I have seen such beautiful things. Since I last wrote, I have driven through the desert and made it out slightly darker and alive. I have also gone to the beach and splashed in summer waves. I’ve ridden a gondola. I have maintained a pescatarian diet. I have been moved by amazing art. I have sipped sangria and shared tapas. I have danced barefoot in the grass at a reggae festival. I have unintentionally interrupted an interview with Erykah Badu. I have watched every single movie that I wanted to watch (so far) in theaters this summer. I have taken a surprisingly accurate personality assessment that blew me away and taught me some more things about myself. I have reconnected with the past in more than one way. I’ve seen Midnight in Paris 3 times in theaters. I have reorganized my iTunes. I’ve made some life decisions.
Life has opened itself to me, and I have allowed myself to open back up to life all over again. I am living honestly.
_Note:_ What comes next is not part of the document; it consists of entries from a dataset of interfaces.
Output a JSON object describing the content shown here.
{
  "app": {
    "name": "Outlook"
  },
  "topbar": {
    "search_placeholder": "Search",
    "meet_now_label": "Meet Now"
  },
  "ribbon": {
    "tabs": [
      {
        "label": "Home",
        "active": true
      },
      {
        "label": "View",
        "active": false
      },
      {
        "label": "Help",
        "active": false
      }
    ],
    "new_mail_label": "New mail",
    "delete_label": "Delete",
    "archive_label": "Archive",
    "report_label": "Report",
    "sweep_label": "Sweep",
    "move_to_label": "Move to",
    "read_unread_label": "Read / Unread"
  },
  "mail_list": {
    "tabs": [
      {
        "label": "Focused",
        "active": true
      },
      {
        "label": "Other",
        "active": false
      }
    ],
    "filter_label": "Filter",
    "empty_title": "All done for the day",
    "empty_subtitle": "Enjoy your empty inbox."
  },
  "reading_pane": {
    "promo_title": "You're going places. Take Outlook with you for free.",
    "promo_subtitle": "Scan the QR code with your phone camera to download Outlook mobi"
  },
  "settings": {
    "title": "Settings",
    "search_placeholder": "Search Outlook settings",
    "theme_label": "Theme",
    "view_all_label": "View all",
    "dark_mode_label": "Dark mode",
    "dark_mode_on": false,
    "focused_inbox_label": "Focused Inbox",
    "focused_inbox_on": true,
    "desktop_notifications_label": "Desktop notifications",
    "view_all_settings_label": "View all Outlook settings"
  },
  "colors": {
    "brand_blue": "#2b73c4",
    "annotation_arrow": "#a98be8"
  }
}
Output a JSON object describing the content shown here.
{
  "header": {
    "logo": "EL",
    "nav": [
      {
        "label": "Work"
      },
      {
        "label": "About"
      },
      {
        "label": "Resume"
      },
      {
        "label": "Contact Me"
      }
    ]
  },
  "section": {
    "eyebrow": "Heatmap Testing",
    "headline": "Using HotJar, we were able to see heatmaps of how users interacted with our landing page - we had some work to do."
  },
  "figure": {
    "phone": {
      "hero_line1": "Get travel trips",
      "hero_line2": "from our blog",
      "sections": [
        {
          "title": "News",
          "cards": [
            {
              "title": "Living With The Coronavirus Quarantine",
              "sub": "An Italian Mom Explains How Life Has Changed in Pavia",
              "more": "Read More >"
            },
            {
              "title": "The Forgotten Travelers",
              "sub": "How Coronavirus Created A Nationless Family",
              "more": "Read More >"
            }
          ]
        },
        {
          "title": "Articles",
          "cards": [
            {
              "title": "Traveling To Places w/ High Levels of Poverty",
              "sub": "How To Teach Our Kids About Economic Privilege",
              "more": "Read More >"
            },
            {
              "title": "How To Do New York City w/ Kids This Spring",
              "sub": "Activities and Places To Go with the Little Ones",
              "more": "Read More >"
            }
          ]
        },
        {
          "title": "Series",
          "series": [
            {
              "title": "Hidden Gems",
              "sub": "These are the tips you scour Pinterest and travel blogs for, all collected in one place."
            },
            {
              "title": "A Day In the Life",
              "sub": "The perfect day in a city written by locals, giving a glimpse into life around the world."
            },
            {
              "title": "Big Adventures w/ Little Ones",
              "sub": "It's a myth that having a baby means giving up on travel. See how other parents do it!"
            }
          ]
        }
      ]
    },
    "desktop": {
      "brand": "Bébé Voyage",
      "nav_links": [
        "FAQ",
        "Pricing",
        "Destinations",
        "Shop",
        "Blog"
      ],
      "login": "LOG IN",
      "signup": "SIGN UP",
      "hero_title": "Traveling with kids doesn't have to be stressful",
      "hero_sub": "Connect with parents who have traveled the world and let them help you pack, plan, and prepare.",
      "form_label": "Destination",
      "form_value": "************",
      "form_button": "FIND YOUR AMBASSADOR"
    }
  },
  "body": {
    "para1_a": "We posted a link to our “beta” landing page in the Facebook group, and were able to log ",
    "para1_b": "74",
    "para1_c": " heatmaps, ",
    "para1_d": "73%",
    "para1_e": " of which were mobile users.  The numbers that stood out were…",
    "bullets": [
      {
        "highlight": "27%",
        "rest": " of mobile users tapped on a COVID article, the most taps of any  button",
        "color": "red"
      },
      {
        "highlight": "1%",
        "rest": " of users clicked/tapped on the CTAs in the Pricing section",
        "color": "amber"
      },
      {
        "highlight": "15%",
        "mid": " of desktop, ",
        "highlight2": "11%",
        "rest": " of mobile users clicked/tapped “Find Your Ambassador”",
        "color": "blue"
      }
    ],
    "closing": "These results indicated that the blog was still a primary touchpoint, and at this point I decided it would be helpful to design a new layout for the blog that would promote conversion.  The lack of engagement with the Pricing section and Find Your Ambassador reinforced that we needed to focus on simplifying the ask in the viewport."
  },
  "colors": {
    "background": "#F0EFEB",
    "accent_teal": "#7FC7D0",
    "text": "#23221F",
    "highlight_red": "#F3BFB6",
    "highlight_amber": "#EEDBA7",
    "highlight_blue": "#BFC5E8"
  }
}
I feel music in my soul when I look out into the world, and merely walking feels like flying. I have a sense of moving forward again. My thoughts swirl with a dizziness that only the artists of the fin de siecle in Paris could capture.
Ira Glass wrote that progress’ constant companion is a nostalgia for how things used to be. This is my unyielding struggle. By default, I live in the past because I’m an old soul. I can’t help wanting to be from or live in a different time because of a belief than life used to be simpler in the past. The truth is that life was just as hard, dull, and slightly unsatisfying as it is today. The only way to get through it is to find meaning in spite of the litany that surrounds us. To live in the present moment instead of wishing to be part of the past all the time.
This week, I made a big decision to move on from what has been ailing me. It looks like I’ll be moving on again to something new. What better time to do it than the fall? I’m nervous but excited at the same time, but I know I will find meaning and new lessons in the journey to come. I feel less afraid of letting go, now that I know where I’m headed.